• **EXERCISE DETAILS**
Copy out the full data exactly as given; pictures should not be included.

Dataset entries:
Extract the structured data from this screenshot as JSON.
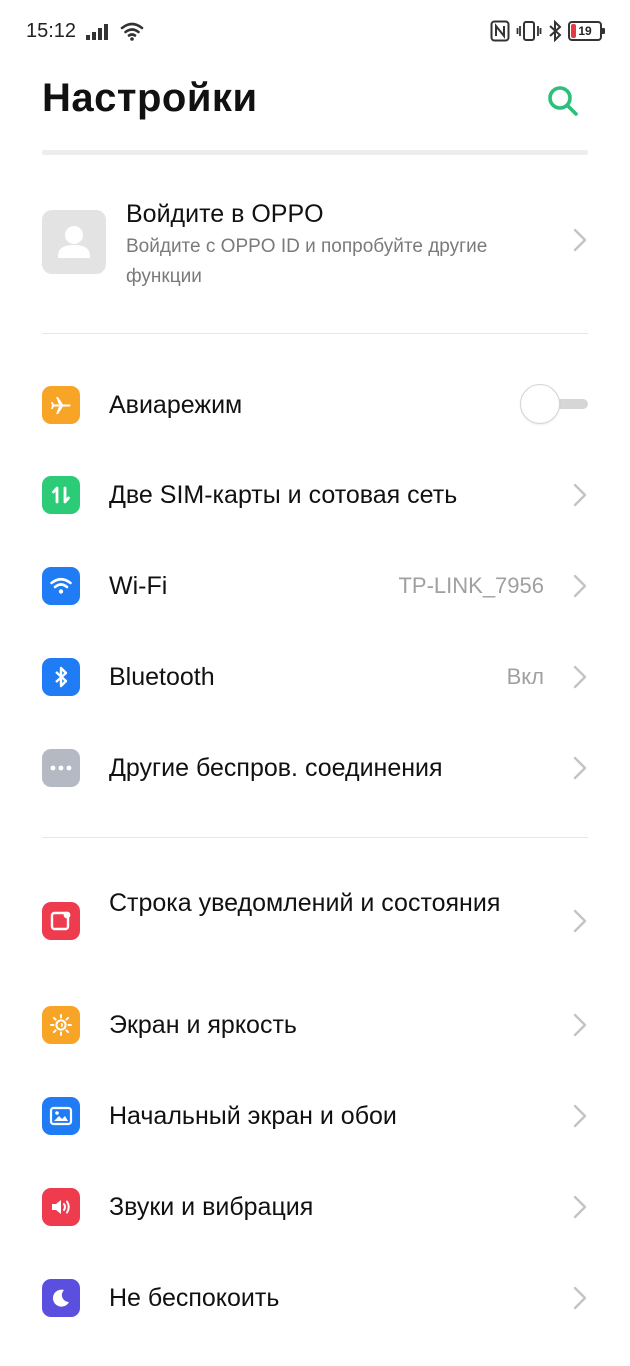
{
  "status_bar": {
    "time": "15:12",
    "battery_level": "19",
    "icons": [
      "signal-icon",
      "wifi-icon",
      "nfc-icon",
      "vibrate-icon",
      "bluetooth-icon",
      "battery-icon"
    ]
  },
  "header": {
    "title": "Настройки",
    "search_icon": "search-icon",
    "accent": "#2bbf7a"
  },
  "account": {
    "title": "Войдите в OPPO",
    "subtitle": "Войдите с OPPO ID и попробуйте другие функции"
  },
  "connectivity": [
    {
      "label": "Авиарежим",
      "icon": "airplane-icon",
      "color": "#f7a427",
      "toggle": false
    },
    {
      "label": "Две SIM-карты и сотовая сеть",
      "icon": "sim-icon",
      "color": "#2bcb77"
    },
    {
      "label": "Wi-Fi",
      "value": "TP-LINK_7956",
      "icon": "wifi-icon",
      "color": "#1f7cf5"
    },
    {
      "label": "Bluetooth",
      "value": "Вкл",
      "icon": "bluetooth-icon",
      "color": "#1f7cf5"
    },
    {
      "label": "Другие беспров. соединения",
      "icon": "more-icon",
      "color": "#b4b9c4"
    }
  ],
  "system": [
    {
      "label": "Строка уведомлений и состояния",
      "icon": "notification-icon",
      "color": "#ee3b4d"
    },
    {
      "label": "Экран и яркость",
      "icon": "brightness-icon",
      "color": "#f7a427"
    },
    {
      "label": "Начальный экран и обои",
      "icon": "wallpaper-icon",
      "color": "#1f7cf5"
    },
    {
      "label": "Звуки и вибрация",
      "icon": "sound-icon",
      "color": "#ee3b4d"
    },
    {
      "label": "Не беспокоить",
      "icon": "moon-icon",
      "color": "#5b4fe0"
    }
  ]
}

• **RESPONSE**
Extract the structured data from this screenshot as JSON.
{
  "status_bar": {
    "time": "15:12",
    "battery_level": "19",
    "icons": [
      "signal-icon",
      "wifi-icon",
      "nfc-icon",
      "vibrate-icon",
      "bluetooth-icon",
      "battery-icon"
    ]
  },
  "header": {
    "title": "Настройки",
    "search_icon": "search-icon",
    "accent": "#2bbf7a"
  },
  "account": {
    "title": "Войдите в OPPO",
    "subtitle": "Войдите с OPPO ID и попробуйте другие функции"
  },
  "connectivity": [
    {
      "label": "Авиарежим",
      "icon": "airplane-icon",
      "color": "#f7a427",
      "toggle": false
    },
    {
      "label": "Две SIM-карты и сотовая сеть",
      "icon": "sim-icon",
      "color": "#2bcb77"
    },
    {
      "label": "Wi-Fi",
      "value": "TP-LINK_7956",
      "icon": "wifi-icon",
      "color": "#1f7cf5"
    },
    {
      "label": "Bluetooth",
      "value": "Вкл",
      "icon": "bluetooth-icon",
      "color": "#1f7cf5"
    },
    {
      "label": "Другие беспров. соединения",
      "icon": "more-icon",
      "color": "#b4b9c4"
    }
  ],
  "system": [
    {
      "label": "Строка уведомлений и состояния",
      "icon": "notification-icon",
      "color": "#ee3b4d"
    },
    {
      "label": "Экран и яркость",
      "icon": "brightness-icon",
      "color": "#f7a427"
    },
    {
      "label": "Начальный экран и обои",
      "icon": "wallpaper-icon",
      "color": "#1f7cf5"
    },
    {
      "label": "Звуки и вибрация",
      "icon": "sound-icon",
      "color": "#ee3b4d"
    },
    {
      "label": "Не беспокоить",
      "icon": "moon-icon",
      "color": "#5b4fe0"
    }
  ]
}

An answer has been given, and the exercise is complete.